In this Et Cetera, we look back at Louisville’s historic and colorful Haymarket, which closed nearly half-a-century ago.

The Haymarket occupied the block between Jefferson, Liberty, Floyd and Brook Streets, downtown - the former site of Louisville’s first railroad station.

It’s believed that the market functioned informally for some time until it was officially established as a privately-owned entity in 1891.

Contrary to the name, little hay was sold at the Haymarket. It was instead the place to pickup fresh produce and other food-related items at bargain prices. It was also a popular spot to buy Christmas trees throughout the years.

During the 1920s shelters were built to protect sellers and buyers from the elements, but nothing could protect the Haymarket from the effects of progress.

By the late 1940s the Haymarket became outdated. The rise of chain groceries cut profits, and many of the wholesalers opted to relocate.

The Haymarket ended in 1962, after 71 years in operation. The final blow came when an exit to Interstate 65 cut through the establishment.

However, some smaller vendors continued to operate for several decades in the area as Produce Plaza - which was informally dubbed the Haymarket.

In 2007 it was announced that the original Haymarket site would be redeveloped by Metro Government, in conjunction with the University of Louisville.

According to the Courier-Journal, these plans may include a museum honoring the Haymarket.

Etc.:

  • According to "The Encyclopedia of Louisville", Gardeners and Farmers Market Company, formed by a group of local growers, established and operated the Haymarket. This privately-held company enabled the farmers to purchase the space as a permanent market in 1891 The area’s last municipal market house had been closed in 1888. It had been one of at least seven market houses that had operated along Market St. between Clay and Seventeenth Streets. This closing may have been the catalyst for the creation of the Haymarket.
  • The city’s decision to allow selling along the sidewalks (1894) led to an expanded public market area (1898), from Third east to Jackson Street and from Market south to Liberty. Shoppers who bought from these sidewalk vendors became known as “curb buyers”.
  • With the decline of the Haymarket, wholesalers made plans for a larger, suburban, rail-connected produce center, starting in 1953. The Louisville Produce Terminal (also a private corporation) opened in 1962, on thirty –two acres on Jennings Lane. It still operates today.

Images seen in this Et Cetera segment appear courtesy of The University of Louisville University Archives and Photographic Archives (ULPA) and KET's "Louisville: A City at the Falls", which was produced by Al Shands.

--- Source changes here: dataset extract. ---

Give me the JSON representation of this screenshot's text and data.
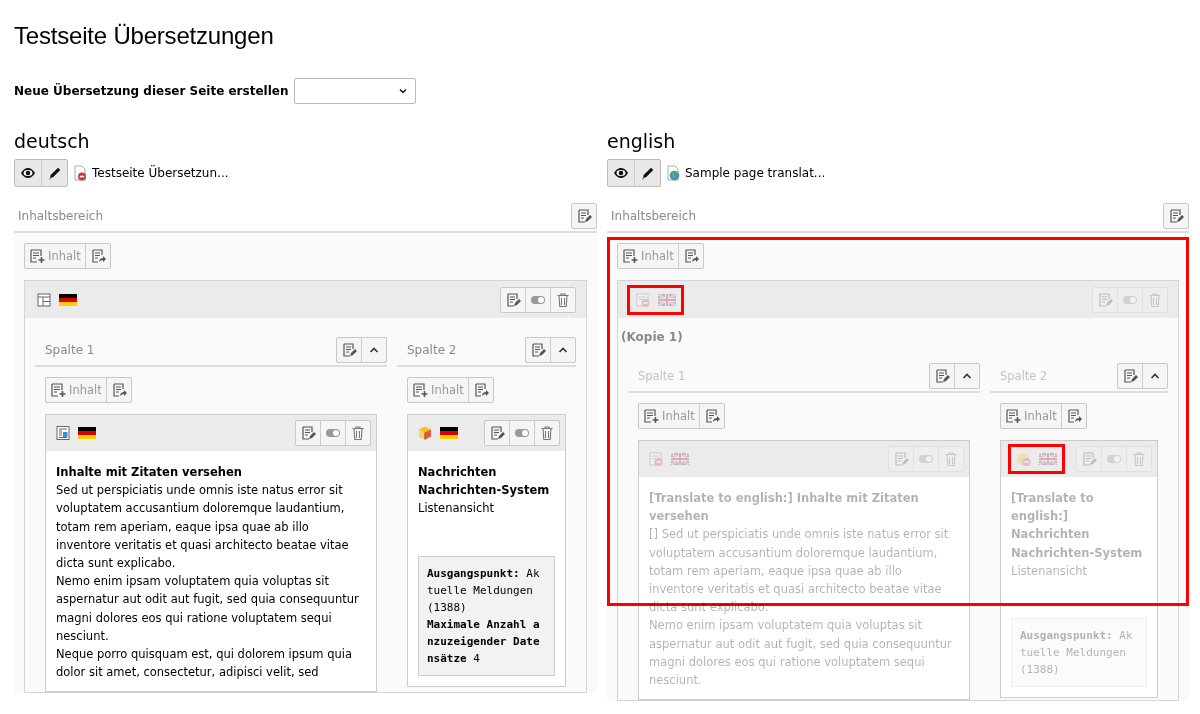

Program 423
"Louisville Life" goes green with Dan Jones, founder of 21st Century Parks; a business owner who sells eco-friendly products; the author of a local hiking guide and more. (#423)